By Keith Coffman
DENVER (Reuters) - Cold-case detectives have positively matched a deceased serial killer's DNA to the decades-old murders of four women in Denver, and they suspect that he may be responsible for as many as 26 unsolved homicides, authorities said on Wednesday.
Vincent Groves, who was convicted of three slayings and died in prison of natural causes in 1996, has now been tied conclusively to the slayings of three other women in 1979 and one more in 1988, Denver District Attorney Mitch Morrissey said in an interview.
"I fully expect we will tie him to at least one, and possibly three or four other unsolved cases" through DNA, Morrissey said.
Morrissey said investigators were examining possible connections between Groves and 26 unsolved murders but may not be able to positively link him to the entire batch of homicides for which he is a suspect.
Groves was sentenced to life in prison in 1990 for two murders he committed while on parole for a 1982 second-degree murder conviction.
The women Groves killed or is suspected of killing ranged from prostitutes and drug addicts to women he knew from church or in business, Morrissey said.
The victims were typically strangled and sexually assaulted before their bodies were dumped in alleys, rural areas or in the mountains west of Denver, the prosecutor said.
The latest cases positively tied to Groves were closed with the help of a U.S. Justice Department grant that paid for Denver police to use DNA analysis in examining some 250 unsolved murders between 1970 and 1984.
Once detectives learned Groves had a terminal illness, they went to interview him in person seeking confessions to any additional murders he had been suspected of committing.

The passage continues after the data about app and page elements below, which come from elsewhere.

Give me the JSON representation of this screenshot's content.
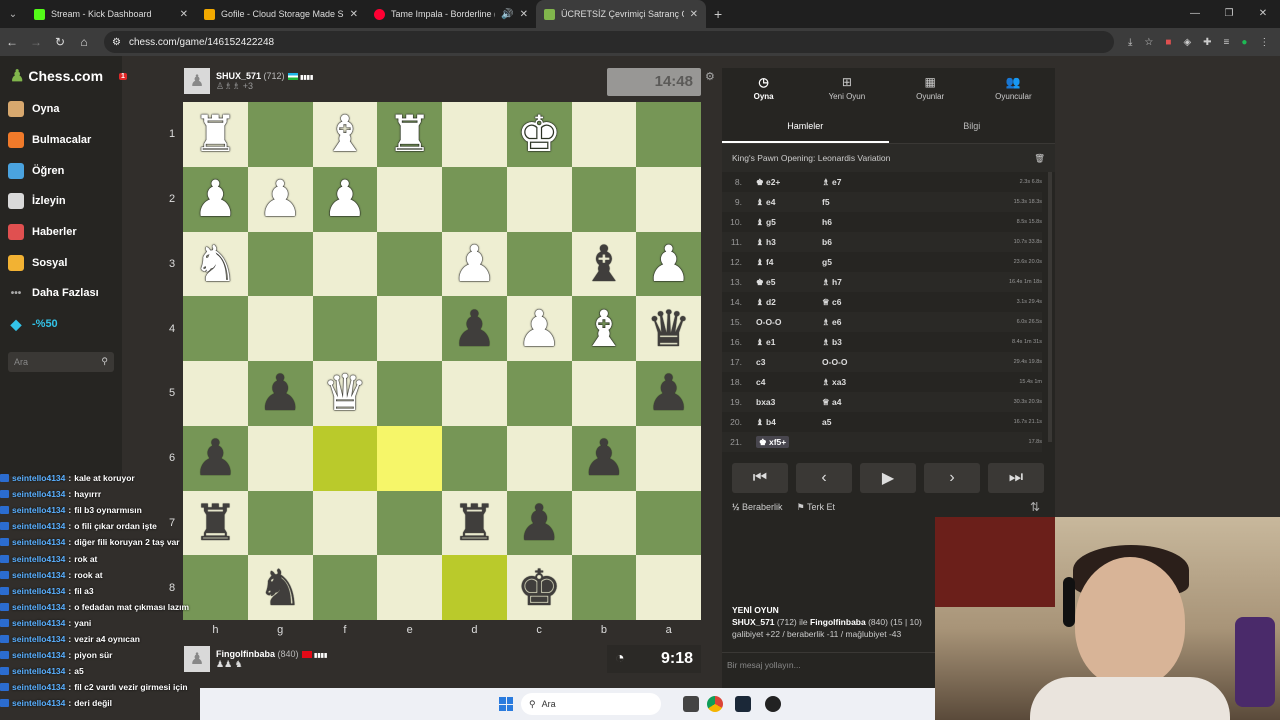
{
  "browser": {
    "tabs": [
      {
        "label": "Stream - Kick Dashboard",
        "color": "#53fc18",
        "active": false
      },
      {
        "label": "Gofile - Cloud Storage Made Si",
        "color": "#f2a900",
        "active": false
      },
      {
        "label": "Tame Impala - Borderline (",
        "color": "#ff0033",
        "active": false
      },
      {
        "label": "ÜCRETSİZ Çevrimiçi Satranç Oy",
        "color": "#81b64c",
        "active": true
      }
    ],
    "url": "chess.com/game/146152422248"
  },
  "sidebar": {
    "logo": "Chess.com",
    "notif_badge": "1",
    "items": [
      {
        "label": "Oyna",
        "icon": "play-hand-icon",
        "color": "#d7a86e"
      },
      {
        "label": "Bulmacalar",
        "icon": "puzzle-icon",
        "color": "#f07a2a"
      },
      {
        "label": "Öğren",
        "icon": "learn-icon",
        "color": "#4aa3df"
      },
      {
        "label": "İzleyin",
        "icon": "binoculars-icon",
        "color": "#d9d9d9"
      },
      {
        "label": "Haberler",
        "icon": "news-icon",
        "color": "#e05050"
      },
      {
        "label": "Sosyal",
        "icon": "social-icon",
        "color": "#f2b233"
      },
      {
        "label": "Daha Fazlası",
        "icon": "more-icon",
        "color": "#aaaaaa"
      },
      {
        "label": "-%50",
        "icon": "diamond-icon",
        "color": "#33c3e8"
      }
    ],
    "search_placeholder": "Ara"
  },
  "chat": [
    {
      "user": "seintello4134",
      "msg": "kale at koruyor"
    },
    {
      "user": "seintello4134",
      "msg": "hayırrr"
    },
    {
      "user": "seintello4134",
      "msg": "fil b3 oynarmısın"
    },
    {
      "user": "seintello4134",
      "msg": "o fili çıkar ordan işte"
    },
    {
      "user": "seintello4134",
      "msg": "diğer fili koruyan 2 taş var"
    },
    {
      "user": "seintello4134",
      "msg": "rok at"
    },
    {
      "user": "seintello4134",
      "msg": "rook at"
    },
    {
      "user": "seintello4134",
      "msg": "fil a3"
    },
    {
      "user": "seintello4134",
      "msg": "o fedadan mat çıkması lazım"
    },
    {
      "user": "seintello4134",
      "msg": "yani"
    },
    {
      "user": "seintello4134",
      "msg": "vezir a4 oynıcan"
    },
    {
      "user": "seintello4134",
      "msg": "piyon sür"
    },
    {
      "user": "seintello4134",
      "msg": "a5"
    },
    {
      "user": "seintello4134",
      "msg": "fil c2 vardı vezir girmesi için"
    },
    {
      "user": "seintello4134",
      "msg": "deri değil"
    }
  ],
  "top_player": {
    "name": "SHUX_571",
    "rating": "(712)",
    "captures": "+3",
    "clock": "14:48"
  },
  "bottom_player": {
    "name": "Fingolfinbaba",
    "rating": "(840)",
    "clock": "9:18"
  },
  "board": {
    "ranks": [
      "1",
      "2",
      "3",
      "4",
      "5",
      "6",
      "7",
      "8"
    ],
    "files": [
      "h",
      "g",
      "f",
      "e",
      "d",
      "c",
      "b",
      "a"
    ],
    "squares": [
      [
        "wR",
        "",
        "wB",
        "wR",
        "",
        "wK",
        "",
        ""
      ],
      [
        "wP",
        "wP",
        "wP",
        "",
        "",
        "",
        "",
        ""
      ],
      [
        "wN",
        "",
        "",
        "",
        "wP",
        "",
        "bB",
        "wP"
      ],
      [
        "",
        "",
        "",
        "",
        "bP",
        "wP",
        "wB",
        "bQ"
      ],
      [
        "",
        "bP",
        "wQ",
        "",
        "",
        "",
        "",
        "bP"
      ],
      [
        "bP",
        "",
        "",
        "",
        "",
        "",
        "bP",
        ""
      ],
      [
        "bR",
        "",
        "",
        "",
        "bR",
        "bP",
        "",
        ""
      ],
      [
        "",
        "bN",
        "",
        "",
        "",
        "bK",
        "",
        ""
      ]
    ],
    "highlighted": [
      "5-2",
      "5-3",
      "7-4"
    ]
  },
  "panel": {
    "tabs": [
      {
        "label": "Oyna",
        "icon": "clock-icon"
      },
      {
        "label": "Yeni Oyun",
        "icon": "plus-icon"
      },
      {
        "label": "Oyunlar",
        "icon": "board-icon"
      },
      {
        "label": "Oyuncular",
        "icon": "players-icon"
      }
    ],
    "subtabs": [
      "Hamleler",
      "Bilgi"
    ],
    "opening": "King's Pawn Opening: Leonardis Variation",
    "moves": [
      {
        "n": "8.",
        "w": "♚ e2+",
        "b": "♗ e7",
        "t": "2.3s 6.8s"
      },
      {
        "n": "9.",
        "w": "♝ e4",
        "b": "f5",
        "t": "15.3s 18.3s"
      },
      {
        "n": "10.",
        "w": "♝ g5",
        "b": "h6",
        "t": "8.5s 15.8s"
      },
      {
        "n": "11.",
        "w": "♝ h3",
        "b": "b6",
        "t": "10.7s 33.8s"
      },
      {
        "n": "12.",
        "w": "♝ f4",
        "b": "g5",
        "t": "23.6s 20.0s"
      },
      {
        "n": "13.",
        "w": "♚ e5",
        "b": "♗ h7",
        "t": "16.4s 1m 18s"
      },
      {
        "n": "14.",
        "w": "♝ d2",
        "b": "♕ c6",
        "t": "3.1s 29.4s"
      },
      {
        "n": "15.",
        "w": "O-O-O",
        "b": "♗ e6",
        "t": "6.0s 26.5s"
      },
      {
        "n": "16.",
        "w": "♝ e1",
        "b": "♗ b3",
        "t": "8.4s 1m 31s"
      },
      {
        "n": "17.",
        "w": "c3",
        "b": "O-O-O",
        "t": "29.4s 19.8s"
      },
      {
        "n": "18.",
        "w": "c4",
        "b": "♗ xa3",
        "t": "15.4s 1m"
      },
      {
        "n": "19.",
        "w": "bxa3",
        "b": "♕ a4",
        "t": "30.3s 20.9s"
      },
      {
        "n": "20.",
        "w": "♝ b4",
        "b": "a5",
        "t": "16.7s 21.1s"
      },
      {
        "n": "21.",
        "w": "♚ xf5+",
        "b": "",
        "t": "17.8s"
      }
    ],
    "draw": "Beraberlik",
    "resign": "Terk Et",
    "newgame_title": "YENİ OYUN",
    "newgame_line1_a": "SHUX_571",
    "newgame_line1_b": "(712) ile",
    "newgame_line1_c": "Fingolfinbaba",
    "newgame_line1_d": "(840) (15 | 10)",
    "newgame_line2": "galibiyet +22 / beraberlik -11 / mağlubiyet -43",
    "message_placeholder": "Bir mesaj yollayın..."
  },
  "taskbar": {
    "search": "Ara"
  },
  "chat_overlay_extra": {
    "settings1": "Ayarlar",
    "settings2": "Ayarlar"
  }
}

"He would toy with the detectives and admit he knew the victims or that he was the last person to be seen with them but never confessed to the killings," Morrissey said.
But advances in DNA-identification techniques definitively linked Groves to the four additional cases announced on Wednesday, and relatives of the four victims were notified of the DNA matches before authorities made the results public, Morrissey said.
"He destroyed so many lives, but the families can at least get some sense of closure," he said.
(Editing by Steve Gorman and Greg McCune)